And that argument, taken to its logical conclusion, would lead not to Darvish or Hernandez winning the Cy Young Award.
It would lead to a different Tiger instead -- Anibal Sanchez.
What’s wrong with the win stat? “The last time I checked, wins and losses go in the standings, not some alphabet soup statistic,” is the typical retort.
What’s wrong with the win stat is actually pretty simple. It’s trying to apply a team stat to an individual.
We know the team with the most runs wins the game. But the pitcher who gets the win might be the one who started off the game and held his opponent to eight scoreless innings. Or he might be the closer who blew the lead, only to be the pitcher of record when his team reclaims it.
Or maybe he’s the reliever who came into the game earlier, faced one batter and got the out before his team took the lead.
Of course, if the starting pitcher doesn’t go five innings, he’s not eligible for the win.

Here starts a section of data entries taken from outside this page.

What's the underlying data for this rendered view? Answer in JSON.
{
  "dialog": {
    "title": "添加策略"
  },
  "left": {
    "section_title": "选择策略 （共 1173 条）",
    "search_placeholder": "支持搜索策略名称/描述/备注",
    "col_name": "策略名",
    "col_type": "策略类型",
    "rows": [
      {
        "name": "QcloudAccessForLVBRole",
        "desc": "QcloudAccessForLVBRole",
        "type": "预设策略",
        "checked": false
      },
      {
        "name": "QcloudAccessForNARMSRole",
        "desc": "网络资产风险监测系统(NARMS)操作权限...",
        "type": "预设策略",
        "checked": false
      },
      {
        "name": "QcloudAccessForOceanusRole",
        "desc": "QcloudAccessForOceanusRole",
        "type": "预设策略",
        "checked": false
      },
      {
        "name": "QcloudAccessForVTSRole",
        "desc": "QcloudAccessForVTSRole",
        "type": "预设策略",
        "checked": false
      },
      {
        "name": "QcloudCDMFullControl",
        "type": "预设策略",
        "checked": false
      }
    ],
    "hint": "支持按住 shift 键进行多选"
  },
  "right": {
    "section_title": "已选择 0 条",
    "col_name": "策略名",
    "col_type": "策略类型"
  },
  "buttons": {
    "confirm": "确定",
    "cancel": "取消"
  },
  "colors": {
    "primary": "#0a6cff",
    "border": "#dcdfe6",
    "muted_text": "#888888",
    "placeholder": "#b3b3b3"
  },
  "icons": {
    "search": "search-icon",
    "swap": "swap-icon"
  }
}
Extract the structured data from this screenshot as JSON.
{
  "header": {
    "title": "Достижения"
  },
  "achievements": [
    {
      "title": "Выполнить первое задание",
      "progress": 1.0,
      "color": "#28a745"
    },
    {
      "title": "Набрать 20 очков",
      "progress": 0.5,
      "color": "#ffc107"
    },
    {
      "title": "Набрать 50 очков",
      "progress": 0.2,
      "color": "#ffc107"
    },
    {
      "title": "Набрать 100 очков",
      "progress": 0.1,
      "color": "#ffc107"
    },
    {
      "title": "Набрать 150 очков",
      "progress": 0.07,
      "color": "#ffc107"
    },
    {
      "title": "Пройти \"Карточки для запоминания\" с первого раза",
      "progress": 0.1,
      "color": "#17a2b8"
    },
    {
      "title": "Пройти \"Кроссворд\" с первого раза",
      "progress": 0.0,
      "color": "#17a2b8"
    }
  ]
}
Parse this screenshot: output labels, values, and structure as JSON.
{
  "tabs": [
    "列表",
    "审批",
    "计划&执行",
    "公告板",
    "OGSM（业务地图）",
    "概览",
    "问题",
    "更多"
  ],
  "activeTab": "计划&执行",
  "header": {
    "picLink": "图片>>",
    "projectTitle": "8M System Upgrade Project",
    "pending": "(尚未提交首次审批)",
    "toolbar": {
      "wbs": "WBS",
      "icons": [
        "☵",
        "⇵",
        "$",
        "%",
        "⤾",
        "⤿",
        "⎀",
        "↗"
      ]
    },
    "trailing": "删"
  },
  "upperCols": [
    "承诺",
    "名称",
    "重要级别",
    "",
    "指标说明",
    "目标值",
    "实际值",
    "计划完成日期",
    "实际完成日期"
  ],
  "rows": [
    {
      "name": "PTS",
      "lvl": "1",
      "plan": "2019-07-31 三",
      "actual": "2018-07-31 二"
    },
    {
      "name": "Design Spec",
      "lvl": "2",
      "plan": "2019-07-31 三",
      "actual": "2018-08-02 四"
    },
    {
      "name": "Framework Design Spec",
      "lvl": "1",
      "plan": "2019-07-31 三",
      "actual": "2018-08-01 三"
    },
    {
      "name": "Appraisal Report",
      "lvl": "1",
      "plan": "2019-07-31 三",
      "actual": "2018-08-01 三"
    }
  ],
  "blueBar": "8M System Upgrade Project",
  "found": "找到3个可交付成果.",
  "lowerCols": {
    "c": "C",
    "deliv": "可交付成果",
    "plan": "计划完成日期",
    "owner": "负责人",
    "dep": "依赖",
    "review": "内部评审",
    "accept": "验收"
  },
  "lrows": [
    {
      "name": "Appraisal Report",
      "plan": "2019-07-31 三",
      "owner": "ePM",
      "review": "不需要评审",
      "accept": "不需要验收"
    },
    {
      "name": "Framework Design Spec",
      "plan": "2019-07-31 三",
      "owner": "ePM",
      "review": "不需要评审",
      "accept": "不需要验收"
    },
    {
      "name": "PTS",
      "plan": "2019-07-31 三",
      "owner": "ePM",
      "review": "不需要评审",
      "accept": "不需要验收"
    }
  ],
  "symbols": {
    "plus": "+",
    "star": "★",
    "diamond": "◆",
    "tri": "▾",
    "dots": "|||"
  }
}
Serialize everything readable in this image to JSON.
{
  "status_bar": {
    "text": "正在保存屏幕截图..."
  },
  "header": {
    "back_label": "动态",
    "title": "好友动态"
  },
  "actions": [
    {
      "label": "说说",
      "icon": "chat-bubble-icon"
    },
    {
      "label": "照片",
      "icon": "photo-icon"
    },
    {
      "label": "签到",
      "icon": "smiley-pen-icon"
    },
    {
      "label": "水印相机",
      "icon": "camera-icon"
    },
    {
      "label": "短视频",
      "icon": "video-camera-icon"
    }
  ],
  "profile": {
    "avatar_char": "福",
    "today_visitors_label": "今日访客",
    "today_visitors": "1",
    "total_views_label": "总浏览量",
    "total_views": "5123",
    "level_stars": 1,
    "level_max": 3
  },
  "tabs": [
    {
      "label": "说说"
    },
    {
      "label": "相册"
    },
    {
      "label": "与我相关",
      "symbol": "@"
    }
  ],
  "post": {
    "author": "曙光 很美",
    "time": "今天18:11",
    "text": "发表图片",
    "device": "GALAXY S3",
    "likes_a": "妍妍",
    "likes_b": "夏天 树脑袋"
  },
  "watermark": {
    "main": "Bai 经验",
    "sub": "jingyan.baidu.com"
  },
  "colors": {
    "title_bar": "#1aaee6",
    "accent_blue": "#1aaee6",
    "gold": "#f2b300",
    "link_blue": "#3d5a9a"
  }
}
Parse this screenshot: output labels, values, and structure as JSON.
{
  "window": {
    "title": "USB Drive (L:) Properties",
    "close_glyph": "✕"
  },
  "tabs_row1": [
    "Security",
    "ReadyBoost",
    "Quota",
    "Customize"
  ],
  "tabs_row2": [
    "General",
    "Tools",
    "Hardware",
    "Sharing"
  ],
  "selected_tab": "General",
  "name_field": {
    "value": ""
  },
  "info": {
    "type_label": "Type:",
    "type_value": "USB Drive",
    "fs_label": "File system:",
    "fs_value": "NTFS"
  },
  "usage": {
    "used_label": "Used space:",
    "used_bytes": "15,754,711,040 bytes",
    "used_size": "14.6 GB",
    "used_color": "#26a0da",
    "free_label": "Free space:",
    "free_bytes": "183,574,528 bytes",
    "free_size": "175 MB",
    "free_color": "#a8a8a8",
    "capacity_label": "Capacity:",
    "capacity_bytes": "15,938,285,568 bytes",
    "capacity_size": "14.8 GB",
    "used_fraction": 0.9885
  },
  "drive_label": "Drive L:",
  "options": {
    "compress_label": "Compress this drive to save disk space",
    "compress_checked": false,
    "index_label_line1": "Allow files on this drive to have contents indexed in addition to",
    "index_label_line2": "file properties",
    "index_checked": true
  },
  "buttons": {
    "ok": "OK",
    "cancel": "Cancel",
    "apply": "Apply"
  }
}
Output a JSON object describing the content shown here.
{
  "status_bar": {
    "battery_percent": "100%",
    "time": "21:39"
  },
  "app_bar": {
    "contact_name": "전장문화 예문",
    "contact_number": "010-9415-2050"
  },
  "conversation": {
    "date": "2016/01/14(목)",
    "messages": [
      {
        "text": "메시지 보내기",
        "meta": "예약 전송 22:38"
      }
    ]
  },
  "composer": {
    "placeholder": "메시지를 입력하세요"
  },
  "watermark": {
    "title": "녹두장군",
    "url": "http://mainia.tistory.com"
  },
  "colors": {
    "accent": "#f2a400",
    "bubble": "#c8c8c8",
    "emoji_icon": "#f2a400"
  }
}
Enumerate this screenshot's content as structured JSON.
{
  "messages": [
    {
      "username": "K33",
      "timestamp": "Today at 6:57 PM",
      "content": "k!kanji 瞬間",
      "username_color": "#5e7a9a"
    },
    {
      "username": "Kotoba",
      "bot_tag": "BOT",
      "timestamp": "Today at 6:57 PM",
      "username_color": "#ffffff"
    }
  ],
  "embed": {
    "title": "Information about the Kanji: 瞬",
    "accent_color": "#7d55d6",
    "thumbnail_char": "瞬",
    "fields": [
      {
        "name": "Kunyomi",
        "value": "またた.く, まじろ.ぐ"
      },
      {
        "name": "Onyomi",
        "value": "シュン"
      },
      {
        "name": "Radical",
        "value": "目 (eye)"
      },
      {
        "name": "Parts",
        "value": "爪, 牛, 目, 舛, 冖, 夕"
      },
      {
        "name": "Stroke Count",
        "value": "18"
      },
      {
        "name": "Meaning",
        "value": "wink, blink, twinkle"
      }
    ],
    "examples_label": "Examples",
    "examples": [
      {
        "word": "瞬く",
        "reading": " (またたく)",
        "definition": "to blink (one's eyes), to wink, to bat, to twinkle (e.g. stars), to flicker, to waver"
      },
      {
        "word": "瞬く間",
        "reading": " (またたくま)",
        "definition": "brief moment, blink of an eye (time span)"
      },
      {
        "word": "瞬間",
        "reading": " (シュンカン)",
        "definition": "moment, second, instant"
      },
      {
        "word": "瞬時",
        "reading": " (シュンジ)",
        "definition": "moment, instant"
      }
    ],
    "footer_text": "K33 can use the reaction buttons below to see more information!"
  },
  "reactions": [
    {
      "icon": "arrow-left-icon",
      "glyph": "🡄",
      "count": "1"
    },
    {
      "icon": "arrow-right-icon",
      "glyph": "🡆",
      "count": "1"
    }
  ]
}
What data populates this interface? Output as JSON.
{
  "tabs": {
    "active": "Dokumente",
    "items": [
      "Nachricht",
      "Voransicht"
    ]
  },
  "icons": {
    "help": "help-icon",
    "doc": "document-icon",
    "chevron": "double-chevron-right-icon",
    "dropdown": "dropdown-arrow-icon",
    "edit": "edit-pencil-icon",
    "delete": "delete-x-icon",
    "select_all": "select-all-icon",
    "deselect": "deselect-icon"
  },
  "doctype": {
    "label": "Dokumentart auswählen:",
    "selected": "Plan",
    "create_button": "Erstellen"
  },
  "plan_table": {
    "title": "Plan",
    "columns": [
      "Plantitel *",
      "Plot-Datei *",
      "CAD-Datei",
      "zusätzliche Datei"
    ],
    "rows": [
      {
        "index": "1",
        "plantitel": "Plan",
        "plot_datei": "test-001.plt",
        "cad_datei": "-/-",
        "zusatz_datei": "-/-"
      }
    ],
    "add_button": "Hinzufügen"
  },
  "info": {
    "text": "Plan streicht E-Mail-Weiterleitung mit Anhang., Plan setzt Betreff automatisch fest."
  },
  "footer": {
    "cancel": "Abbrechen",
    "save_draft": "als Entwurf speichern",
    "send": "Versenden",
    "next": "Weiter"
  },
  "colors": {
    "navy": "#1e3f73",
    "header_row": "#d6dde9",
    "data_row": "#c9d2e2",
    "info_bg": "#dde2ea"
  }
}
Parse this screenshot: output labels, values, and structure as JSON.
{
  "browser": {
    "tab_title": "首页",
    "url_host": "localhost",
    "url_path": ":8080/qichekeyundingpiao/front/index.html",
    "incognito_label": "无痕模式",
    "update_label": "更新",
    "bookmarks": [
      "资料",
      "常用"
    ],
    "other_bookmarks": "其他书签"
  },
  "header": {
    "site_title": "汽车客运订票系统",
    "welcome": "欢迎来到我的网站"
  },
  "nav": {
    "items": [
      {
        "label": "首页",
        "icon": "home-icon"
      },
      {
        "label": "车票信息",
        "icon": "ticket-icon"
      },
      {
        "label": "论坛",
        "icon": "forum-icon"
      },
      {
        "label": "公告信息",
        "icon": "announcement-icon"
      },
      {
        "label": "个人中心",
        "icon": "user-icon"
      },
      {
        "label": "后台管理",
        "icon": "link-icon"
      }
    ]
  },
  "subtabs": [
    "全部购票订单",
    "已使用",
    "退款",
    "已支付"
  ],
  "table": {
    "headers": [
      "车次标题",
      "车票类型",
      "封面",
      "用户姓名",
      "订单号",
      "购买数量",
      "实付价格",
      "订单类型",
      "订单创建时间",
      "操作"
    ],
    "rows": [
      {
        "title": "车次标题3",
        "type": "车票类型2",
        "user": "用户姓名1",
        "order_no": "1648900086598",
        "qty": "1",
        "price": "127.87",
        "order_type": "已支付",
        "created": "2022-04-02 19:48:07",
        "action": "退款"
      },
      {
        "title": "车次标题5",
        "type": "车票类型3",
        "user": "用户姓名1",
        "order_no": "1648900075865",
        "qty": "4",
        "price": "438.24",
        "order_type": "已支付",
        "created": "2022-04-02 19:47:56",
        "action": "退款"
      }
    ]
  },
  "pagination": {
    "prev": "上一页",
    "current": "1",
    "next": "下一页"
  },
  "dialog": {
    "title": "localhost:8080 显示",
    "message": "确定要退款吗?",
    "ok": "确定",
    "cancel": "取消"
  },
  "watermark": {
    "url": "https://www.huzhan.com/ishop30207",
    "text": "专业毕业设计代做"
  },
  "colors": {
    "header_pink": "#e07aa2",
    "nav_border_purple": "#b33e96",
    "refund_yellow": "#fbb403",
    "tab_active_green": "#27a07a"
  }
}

In that case, the scorekeeper gets to choose which reliever to award it to -- even if the reliever pitches fewer innings than the starter.
We haven’t even talked about the run support component. Pitching for a team with the highest run total in baseball, the Tigers, sure increases the odds of a pitcher winning compared to putting him on a low-scoring team, wouldn’t you think?
So yes, when someone says pitcher wins is a ridiculous stat, they’re right.
Wins are just one piece of the puzzle. Peripherals are another.
Here’s something interesting about Scherzer: He doesn’t even have the best ERA on his own team. That 2.43 figure belongs to Sanchez.
Yet Scherzer has one loss and Sanchez seven. Sanchez also has the lower Fielding Independent Pitching figure, a statistic that measures what a pitcher is said to control: strikeouts, walks and home runs. Sanchez’s is an American League-best 2.34; Scherzer’s 2.61.
But Sanchez doesn’t deserve the Cy Young Award. Scherzer does.
That’s because you can’t just seize one or two choice stats to make a choice. It’s a complete picture.
Scherzer has the highest rate of quality starts in the AL (81 percent). His average start of 6.9 innings has been surpassed by only one pitcher in the AL -- Chicago’s Chris Sale -- saving the bullpen and giving his team more time to score runs in his favor.
He has a higher rate of strikeouts per plate appearance than Sanchez, and in fact, trails only Darvish in the stat, and he has a lower rate of walks issued than either.
And yes, he has more wins than anyone else, too.
Sanchez, Darvish, Hernandez -- they’re all having great seasons.
But to argue any of them are more deserving of the award at this point than Scherzer is little more than pedantic.
Scherzer has 19 wins because he’s having the best season, overall, in the American League. And for that, he’ll be the American League’s Cy Young winner.